David Wright has been diagnosed with spinal stenosis, which varies in its severity. While doctors are hoping it can be alleviated with rest in David’s case, it has also been known to be more severe, as it caused Lenny Dykstra to end his career at the age of 35. Whatever the case may be, oh Captain our Captain will be out for a while longer, leaving the Mets weighing their options at third base.
When Wright went down with his initial hamstring injury, the Mets recalled utility player Eric Campbell to play third base in his absence until he started slumping and was sent back to the minors.
In yesterday’s 8-2 loss to the Pirates, Campbell went 0-for-4 with a strikeout, lowering his batting average on the season to an abysmal .188 with only 1 home run and 7 RBIs.
While his ability to play most every position is valuable (he even learned to catch in spring training), Campbell is not producing enough to be a viable solution at third base in Wright’s absence. Campbell has shown he can hit in a reserve role, but as an everyday player it’s a totally different story and his current 0-for-20 skid is too big to look over.
In 15 games at AAA Las Vegas this season, Campbell slashed .440/.569/.820 with 4 home runs and 13 RBIs. He’s a career .288 hitter in the minors and he hit .263 off the bench last season playing in 85 games, so his .188 average is an outlying data point. Nevertheless, he is not hitting and with the Mets starving for offense, they can’t afford to have him at third base because his defense is not good enough to merit continued playing time.
So what internal options do the Mets have at third base?
- Daniel Murphy – It seems like the most logical option, as third base is arguably Murphy’s best position. If Murph moves to third base, middle infield prospect Matt Reynolds could theoretically be called up to play second base. At AAA Las Vegas this season, Reynolds is hitting .282 with 2 home runs and 26 RBIs. He has 46 hits in 41 games to go with 30 runs scored and 7 steals, and is proving the impressive show he put on in spring training was not a fluke. He is playing shortstop but some scouts think he profiles more as a second baseman.
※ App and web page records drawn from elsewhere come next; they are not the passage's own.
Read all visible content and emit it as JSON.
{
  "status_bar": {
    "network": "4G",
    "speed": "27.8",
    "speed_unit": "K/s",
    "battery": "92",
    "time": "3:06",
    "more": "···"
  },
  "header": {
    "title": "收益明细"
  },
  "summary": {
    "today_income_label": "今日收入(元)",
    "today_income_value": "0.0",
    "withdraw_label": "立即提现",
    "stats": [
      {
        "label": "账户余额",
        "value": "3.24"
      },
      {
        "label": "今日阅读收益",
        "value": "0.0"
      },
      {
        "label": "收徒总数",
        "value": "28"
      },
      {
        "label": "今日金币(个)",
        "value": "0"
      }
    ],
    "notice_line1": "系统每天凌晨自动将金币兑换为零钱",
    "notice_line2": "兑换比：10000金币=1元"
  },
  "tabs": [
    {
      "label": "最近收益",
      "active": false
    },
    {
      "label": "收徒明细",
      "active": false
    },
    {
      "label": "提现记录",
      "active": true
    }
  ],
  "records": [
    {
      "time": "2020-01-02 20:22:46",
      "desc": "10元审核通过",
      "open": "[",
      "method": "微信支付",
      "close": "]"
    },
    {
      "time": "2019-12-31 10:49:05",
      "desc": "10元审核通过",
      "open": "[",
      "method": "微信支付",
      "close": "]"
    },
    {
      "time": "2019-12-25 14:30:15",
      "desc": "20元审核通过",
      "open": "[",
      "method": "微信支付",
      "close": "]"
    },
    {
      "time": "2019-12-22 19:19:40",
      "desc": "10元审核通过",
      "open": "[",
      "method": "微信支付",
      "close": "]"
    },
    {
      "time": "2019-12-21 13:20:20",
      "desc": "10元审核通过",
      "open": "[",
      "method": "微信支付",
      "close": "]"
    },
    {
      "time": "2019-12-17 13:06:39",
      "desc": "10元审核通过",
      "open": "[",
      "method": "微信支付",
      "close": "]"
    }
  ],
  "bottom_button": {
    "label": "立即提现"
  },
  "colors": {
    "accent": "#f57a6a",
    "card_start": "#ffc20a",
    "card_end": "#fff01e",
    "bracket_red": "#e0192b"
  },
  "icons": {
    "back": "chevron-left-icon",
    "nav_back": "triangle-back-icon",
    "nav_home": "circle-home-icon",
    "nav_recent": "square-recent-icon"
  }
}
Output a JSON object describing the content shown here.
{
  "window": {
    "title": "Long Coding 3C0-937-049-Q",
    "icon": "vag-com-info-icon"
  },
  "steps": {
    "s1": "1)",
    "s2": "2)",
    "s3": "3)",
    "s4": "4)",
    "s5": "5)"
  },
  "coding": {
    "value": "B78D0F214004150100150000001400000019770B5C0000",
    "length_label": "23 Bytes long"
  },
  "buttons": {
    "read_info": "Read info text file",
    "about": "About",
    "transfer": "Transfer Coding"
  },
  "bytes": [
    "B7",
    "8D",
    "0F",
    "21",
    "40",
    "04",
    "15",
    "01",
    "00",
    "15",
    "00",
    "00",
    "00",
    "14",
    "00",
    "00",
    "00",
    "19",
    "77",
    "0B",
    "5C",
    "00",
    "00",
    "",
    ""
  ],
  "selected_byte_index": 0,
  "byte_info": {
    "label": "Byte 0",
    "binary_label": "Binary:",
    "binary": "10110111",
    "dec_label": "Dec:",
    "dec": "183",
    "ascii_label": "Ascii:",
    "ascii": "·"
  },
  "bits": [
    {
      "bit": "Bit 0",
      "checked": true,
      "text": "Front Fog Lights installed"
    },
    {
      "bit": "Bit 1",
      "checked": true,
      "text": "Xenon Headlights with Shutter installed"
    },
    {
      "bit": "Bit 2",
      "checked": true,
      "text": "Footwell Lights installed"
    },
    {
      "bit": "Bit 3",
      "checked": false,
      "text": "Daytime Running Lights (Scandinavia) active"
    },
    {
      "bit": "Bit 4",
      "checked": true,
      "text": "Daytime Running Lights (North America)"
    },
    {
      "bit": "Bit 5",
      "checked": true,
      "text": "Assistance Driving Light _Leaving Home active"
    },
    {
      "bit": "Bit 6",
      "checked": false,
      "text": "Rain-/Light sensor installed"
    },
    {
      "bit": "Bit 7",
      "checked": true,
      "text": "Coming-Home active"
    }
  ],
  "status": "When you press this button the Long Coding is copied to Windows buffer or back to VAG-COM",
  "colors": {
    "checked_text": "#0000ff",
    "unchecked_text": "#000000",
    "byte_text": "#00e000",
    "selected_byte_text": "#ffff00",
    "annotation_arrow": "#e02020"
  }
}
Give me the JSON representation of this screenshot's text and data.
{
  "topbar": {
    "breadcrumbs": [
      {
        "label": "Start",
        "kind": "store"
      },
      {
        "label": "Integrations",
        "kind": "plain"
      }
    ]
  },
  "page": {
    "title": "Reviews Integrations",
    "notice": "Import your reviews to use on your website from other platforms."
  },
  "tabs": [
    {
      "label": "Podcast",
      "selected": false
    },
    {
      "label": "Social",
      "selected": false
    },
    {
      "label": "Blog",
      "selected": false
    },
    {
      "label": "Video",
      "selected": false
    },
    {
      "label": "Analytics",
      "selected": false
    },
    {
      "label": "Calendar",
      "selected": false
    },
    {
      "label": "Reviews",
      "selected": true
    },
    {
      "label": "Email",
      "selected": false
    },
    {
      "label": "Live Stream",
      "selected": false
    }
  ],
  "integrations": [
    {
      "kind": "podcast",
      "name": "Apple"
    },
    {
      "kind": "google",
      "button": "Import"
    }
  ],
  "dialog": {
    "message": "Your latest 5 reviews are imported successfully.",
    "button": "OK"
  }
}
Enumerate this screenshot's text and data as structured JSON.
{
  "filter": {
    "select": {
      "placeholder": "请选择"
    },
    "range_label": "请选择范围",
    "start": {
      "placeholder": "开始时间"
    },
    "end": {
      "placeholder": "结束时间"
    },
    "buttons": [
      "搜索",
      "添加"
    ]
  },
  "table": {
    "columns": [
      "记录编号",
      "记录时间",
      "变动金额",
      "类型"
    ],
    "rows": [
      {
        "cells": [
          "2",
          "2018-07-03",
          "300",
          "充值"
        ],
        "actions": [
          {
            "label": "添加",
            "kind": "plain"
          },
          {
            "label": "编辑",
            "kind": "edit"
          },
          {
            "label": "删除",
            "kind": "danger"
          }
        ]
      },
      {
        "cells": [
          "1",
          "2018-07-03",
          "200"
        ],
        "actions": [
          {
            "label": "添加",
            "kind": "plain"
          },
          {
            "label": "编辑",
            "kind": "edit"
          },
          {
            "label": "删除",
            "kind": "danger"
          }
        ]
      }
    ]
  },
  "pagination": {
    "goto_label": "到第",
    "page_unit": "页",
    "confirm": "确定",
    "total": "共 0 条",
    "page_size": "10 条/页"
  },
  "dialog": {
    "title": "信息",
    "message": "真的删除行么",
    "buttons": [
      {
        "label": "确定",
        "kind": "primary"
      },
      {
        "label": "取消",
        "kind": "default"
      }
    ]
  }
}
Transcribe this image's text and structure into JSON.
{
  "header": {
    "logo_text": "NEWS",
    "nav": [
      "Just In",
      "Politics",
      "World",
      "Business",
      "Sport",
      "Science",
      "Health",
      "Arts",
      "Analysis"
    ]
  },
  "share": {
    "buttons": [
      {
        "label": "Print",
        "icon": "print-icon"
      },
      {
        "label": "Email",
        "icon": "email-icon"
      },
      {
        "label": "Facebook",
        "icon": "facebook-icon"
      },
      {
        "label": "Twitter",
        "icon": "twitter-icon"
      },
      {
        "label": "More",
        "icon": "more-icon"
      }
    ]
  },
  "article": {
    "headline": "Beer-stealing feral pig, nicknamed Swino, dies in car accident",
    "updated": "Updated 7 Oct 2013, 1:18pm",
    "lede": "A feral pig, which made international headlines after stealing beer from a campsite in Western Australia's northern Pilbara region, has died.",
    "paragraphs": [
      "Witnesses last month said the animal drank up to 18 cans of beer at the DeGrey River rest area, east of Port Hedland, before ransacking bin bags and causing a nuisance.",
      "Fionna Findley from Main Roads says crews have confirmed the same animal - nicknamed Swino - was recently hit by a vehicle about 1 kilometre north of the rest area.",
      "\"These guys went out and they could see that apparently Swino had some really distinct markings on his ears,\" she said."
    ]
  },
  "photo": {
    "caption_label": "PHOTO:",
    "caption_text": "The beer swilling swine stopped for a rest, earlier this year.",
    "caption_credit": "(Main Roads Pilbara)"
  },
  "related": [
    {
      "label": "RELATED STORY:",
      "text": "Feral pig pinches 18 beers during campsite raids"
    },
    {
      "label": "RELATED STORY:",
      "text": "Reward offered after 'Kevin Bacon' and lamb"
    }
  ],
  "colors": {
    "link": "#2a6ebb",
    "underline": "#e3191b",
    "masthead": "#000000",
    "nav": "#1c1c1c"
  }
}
- Ruben Tejada or Wilmer Flores – Tejada has already played some third base this season and didn’t look half bad, however with the Mets offense gasping for runs, giving Tejada more playing time would most likely not help the cause. If Wilmer Flores were to move to third base, Tejada would take over at short and the same principle applies.
- Michael Cuddyer – Cuddyer has played 174 major league games at third base, accruing a lot of experience. His strong arm would fit well at the hot corner, and would give the Mets an opportunity to bring up a prospect that improves defense in the outfield, where Cuddyer is somewhat of a liability. We signed him to hit and he is starting to do that, and he absolutely has the track record to show he can. His bat needs to stay in the lineup.
- Travis d’Arnaud – With Kevin Plawecki impressing a lot of people behind the plate, speculation is rampant about what will happen when d’Arnaud comes back from his finger injury. Because of Travis’ athleticism, some scouts have suggested he could move out of the catcher’s position, and even GM Sandy Alderson mentioned this as an option during Spring Training. Without a timetable for Wright’s return in sight, it could be prudent to have d’Arnaud take some ground balls at third base and see if he’s truly as athletic as everyone seems to think. This would enable the team to keep both d’Arnaud and Plawecki in the lineup to generate some additional offense, which the Mets are currently struggling to do.
The Mets need to score runs, and at least right now, Eric Campbell is not helping. In my opinion, whatever option the Mets pursue, the primary issue that needs to be addressed must be the offense. The Mets currently have a .657 OPS as a team which ranks 29th in baseball.